A medieval-themed game of tile-laying where you build cites and roads and score points for the completion of said cities and roads. A fun game and great for developing an ability to see patterns and find the most optimal use for a tile that you draw on a turn. But of limited history-teaching value.
In this game players represent one of our powerful families in late medieval/early renaissance Italy. In our first game I played the Medicis, The Boy played Gonzaga, and the Girl played Este (The Visconti are the other option).
Multiple paths to victory – simply taking tiles and expanding your territory worked out really well for The Girl gaining her a considerable resource base while the Boy and I were building armies – though somewhat conservatively and not making much use of them – other than to hold onto them for defence.
The combat seemed a little deterministic. There was a strict procedure to follow and you could tell before entering a battle if you would win by looking at what your opponent had there.
I think the game’s meant to be played considerably more aggressively than we played it.
This is a quick little card game where players take in the role of a rich family in a late medieval/early renaissance (fictional) European city of Tempest (I imagine it in Italy…) vying for prestige by being the biggest patron of the arts, science, religion, and exploration… (I like any game where patronizing the arts is a good thing!) I thought it fit with our medieval/renaissance theme… The play is a fairly abstract and involves collecting of little coloured wooden cubes (which represents “accomplishments”) and cards (which represent “protégés” or fame gained through accomplishments?) which provide varying amounts of victory points which are tallied at the end of the game to determine the winner.
The ones we didn’t quite get to…
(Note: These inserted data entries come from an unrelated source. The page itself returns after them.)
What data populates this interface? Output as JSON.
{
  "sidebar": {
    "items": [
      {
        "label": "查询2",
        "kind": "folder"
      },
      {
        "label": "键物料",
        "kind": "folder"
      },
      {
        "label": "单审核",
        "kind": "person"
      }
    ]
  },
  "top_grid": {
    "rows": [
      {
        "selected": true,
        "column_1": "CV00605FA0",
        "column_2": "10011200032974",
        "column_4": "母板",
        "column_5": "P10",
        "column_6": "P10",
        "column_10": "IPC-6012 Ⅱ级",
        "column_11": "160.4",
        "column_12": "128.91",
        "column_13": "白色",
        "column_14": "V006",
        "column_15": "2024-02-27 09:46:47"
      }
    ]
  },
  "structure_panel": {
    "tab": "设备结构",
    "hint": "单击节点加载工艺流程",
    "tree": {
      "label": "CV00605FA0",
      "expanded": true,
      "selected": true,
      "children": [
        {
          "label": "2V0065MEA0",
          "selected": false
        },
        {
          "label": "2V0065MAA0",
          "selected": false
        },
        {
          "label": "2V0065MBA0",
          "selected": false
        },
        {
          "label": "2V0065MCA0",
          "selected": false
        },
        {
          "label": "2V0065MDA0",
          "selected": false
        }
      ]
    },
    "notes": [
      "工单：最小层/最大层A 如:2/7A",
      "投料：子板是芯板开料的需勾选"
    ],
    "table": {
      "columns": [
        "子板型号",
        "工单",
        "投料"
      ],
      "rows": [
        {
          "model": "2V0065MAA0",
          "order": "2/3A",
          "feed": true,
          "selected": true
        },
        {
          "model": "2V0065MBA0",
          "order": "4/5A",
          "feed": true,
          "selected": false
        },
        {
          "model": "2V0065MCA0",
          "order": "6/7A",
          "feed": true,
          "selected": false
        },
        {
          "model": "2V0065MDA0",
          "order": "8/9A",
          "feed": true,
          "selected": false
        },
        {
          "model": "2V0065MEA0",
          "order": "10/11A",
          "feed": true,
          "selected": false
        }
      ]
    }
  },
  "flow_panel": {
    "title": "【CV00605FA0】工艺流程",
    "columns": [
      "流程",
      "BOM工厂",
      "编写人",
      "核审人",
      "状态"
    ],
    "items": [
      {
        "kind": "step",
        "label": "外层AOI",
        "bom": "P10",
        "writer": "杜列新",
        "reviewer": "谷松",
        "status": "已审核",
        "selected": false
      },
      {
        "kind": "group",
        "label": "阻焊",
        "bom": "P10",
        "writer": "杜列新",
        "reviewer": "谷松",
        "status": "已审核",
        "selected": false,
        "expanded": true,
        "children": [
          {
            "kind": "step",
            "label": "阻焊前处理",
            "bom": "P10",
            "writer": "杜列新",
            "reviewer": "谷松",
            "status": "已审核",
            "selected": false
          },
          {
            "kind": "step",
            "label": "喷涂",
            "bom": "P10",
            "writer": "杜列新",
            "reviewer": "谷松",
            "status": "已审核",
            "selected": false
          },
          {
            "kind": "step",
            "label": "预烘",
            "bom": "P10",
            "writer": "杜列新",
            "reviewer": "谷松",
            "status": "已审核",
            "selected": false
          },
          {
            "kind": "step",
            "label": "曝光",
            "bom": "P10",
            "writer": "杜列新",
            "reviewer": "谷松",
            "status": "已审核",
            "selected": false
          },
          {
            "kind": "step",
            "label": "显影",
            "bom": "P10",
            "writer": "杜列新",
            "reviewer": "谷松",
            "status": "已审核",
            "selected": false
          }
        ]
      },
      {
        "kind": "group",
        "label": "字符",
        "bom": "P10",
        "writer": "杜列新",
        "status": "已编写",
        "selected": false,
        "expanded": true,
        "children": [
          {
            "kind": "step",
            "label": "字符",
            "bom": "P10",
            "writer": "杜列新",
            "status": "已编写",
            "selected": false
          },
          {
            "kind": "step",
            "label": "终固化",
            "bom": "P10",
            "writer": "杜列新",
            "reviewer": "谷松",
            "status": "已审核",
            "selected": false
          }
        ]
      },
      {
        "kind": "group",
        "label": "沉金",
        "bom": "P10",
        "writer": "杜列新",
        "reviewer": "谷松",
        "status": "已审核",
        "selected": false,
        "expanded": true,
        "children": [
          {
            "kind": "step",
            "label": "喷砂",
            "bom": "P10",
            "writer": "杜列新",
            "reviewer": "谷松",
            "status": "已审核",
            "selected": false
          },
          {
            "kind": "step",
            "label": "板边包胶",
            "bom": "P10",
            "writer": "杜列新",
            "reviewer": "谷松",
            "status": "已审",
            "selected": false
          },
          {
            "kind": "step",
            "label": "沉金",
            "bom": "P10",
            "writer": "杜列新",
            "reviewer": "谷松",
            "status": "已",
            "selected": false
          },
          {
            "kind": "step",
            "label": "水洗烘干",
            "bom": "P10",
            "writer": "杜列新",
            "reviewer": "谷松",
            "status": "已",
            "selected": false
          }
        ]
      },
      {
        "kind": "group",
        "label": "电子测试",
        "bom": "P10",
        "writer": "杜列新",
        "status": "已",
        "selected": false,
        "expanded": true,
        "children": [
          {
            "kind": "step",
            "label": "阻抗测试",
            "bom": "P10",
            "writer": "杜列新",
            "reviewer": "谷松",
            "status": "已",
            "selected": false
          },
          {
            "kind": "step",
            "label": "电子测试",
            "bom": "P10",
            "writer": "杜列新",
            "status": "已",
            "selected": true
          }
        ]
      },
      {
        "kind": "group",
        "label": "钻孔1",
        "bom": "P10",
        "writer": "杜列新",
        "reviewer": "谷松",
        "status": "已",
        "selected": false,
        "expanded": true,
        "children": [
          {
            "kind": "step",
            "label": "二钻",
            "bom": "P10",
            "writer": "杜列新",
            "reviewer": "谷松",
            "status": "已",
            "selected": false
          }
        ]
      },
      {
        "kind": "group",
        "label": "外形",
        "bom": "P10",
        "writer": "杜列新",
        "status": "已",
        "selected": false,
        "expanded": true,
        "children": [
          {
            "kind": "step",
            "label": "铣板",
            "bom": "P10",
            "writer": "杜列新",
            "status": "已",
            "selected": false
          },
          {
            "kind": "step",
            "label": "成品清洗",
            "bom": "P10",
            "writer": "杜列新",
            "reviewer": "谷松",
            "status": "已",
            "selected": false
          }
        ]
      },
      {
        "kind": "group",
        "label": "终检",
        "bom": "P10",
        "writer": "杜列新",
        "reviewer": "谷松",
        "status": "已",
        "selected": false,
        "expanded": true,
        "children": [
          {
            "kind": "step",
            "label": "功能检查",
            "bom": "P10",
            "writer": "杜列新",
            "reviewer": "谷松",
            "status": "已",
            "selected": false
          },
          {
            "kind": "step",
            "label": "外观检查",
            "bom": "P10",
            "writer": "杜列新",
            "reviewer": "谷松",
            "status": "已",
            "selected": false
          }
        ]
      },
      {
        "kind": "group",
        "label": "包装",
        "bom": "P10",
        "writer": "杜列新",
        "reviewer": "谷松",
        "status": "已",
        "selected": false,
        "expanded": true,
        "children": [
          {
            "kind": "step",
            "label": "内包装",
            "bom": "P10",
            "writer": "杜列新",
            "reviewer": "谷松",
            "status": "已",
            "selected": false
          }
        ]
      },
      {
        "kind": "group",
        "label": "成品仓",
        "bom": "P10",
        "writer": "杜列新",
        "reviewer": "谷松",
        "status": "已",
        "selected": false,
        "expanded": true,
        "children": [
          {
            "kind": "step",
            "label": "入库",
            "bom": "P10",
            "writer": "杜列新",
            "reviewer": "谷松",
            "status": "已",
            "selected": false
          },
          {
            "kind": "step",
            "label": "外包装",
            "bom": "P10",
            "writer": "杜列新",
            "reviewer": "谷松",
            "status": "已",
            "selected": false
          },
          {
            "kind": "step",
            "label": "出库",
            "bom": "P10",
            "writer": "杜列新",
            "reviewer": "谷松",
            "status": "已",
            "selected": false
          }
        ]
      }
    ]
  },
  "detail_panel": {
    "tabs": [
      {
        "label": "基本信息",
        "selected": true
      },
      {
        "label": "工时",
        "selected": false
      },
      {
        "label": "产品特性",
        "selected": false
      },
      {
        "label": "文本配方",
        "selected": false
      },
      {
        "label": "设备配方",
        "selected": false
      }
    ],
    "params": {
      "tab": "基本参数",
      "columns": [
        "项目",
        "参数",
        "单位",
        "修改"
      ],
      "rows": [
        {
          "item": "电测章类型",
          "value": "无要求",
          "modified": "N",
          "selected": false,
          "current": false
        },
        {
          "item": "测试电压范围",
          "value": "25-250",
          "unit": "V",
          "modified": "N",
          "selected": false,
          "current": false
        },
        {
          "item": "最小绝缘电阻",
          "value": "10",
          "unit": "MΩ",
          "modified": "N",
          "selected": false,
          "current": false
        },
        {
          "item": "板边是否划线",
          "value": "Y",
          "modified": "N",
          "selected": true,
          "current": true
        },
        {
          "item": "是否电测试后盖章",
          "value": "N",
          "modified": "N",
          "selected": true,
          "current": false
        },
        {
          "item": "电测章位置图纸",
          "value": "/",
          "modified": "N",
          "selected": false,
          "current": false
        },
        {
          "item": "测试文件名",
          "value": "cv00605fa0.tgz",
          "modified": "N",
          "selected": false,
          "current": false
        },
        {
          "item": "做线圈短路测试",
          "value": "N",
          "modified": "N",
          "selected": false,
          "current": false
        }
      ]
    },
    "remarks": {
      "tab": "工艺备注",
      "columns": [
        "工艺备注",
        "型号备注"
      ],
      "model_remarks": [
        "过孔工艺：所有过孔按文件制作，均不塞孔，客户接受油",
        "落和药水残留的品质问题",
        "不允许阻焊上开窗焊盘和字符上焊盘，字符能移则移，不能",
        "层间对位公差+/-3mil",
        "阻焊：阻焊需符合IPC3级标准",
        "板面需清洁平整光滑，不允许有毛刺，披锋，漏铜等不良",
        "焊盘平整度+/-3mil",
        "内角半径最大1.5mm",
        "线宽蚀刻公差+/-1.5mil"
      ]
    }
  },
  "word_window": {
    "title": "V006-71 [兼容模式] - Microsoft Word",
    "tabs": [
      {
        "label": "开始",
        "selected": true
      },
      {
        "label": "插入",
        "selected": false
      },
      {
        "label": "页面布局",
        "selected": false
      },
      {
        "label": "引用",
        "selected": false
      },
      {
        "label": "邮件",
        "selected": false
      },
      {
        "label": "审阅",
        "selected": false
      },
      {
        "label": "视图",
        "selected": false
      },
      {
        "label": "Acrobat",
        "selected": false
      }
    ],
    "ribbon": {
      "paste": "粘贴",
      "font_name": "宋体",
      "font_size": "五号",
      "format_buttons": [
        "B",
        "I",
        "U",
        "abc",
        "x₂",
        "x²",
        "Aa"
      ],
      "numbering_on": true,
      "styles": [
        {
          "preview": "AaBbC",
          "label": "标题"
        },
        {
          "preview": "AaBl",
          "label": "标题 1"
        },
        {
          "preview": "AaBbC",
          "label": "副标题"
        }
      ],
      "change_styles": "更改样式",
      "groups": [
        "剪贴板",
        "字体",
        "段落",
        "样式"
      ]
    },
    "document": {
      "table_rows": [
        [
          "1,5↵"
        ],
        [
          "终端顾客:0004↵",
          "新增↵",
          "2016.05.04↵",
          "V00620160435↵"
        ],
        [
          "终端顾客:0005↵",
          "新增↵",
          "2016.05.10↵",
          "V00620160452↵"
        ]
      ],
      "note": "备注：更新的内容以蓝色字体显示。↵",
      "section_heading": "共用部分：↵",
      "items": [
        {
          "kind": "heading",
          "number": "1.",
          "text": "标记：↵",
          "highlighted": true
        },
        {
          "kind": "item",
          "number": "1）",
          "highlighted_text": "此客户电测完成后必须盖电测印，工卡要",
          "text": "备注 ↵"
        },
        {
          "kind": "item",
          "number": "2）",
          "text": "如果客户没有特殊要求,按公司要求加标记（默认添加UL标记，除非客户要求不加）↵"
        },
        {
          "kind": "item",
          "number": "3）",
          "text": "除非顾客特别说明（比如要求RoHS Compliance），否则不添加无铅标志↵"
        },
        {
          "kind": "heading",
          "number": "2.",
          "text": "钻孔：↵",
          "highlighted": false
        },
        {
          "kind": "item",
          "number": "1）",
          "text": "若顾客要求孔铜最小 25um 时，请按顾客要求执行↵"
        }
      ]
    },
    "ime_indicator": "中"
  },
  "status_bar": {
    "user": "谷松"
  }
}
Lion rampant is a great tactical miniature game of medieval combat. I had really hoped we’d get in a game or two while reading about the medieval period. I spent a fair bit of time painting up forces to use (Here’s one: Under the Bunny Rampant Banner
) we just didn’t get to sitting down for a game (for whatever reason…).
We did play the game BEFORE we started reading about the medieval period – to try it out when I first got it: Lion Rampant – First Game
. Hopefully we’ll get to playing it again sometime.
(Also a new game from the same author called Dragon Rampant
has just been released this week. I pre-oredered it and expect it should be arriving shortly. It includes fantastical units – orcs, elves dwarves, dragons, etc.)
It would also have been fun to get some smaller scale skirmish games in using Song of Arthur and Merlin
or A Song of Blades and Heroes
– or larger scale ones using De Bellis Antiquitatis
, but again… we just didn’t get to it…
Set in 1338, you apparently start out playing peasants and work your way up to being par of a rich trading family. It looked interesting. We sat down to play it one afternoon but didn’t end up having time to play it. We didn’t even end up reading all the rules. It felt very much like they were written in some other language first and maybe something was lost in the translation. I’d like to have a go at it sometime, we just haven’t had a chance yet.
Another game I have that I’ve wanted to play for some time but we just didn’t get to. It’s a two player game, so… not so useful when there are three players…
I also would really have liked to find a game about the conquests of the Mongols or one about medieval India…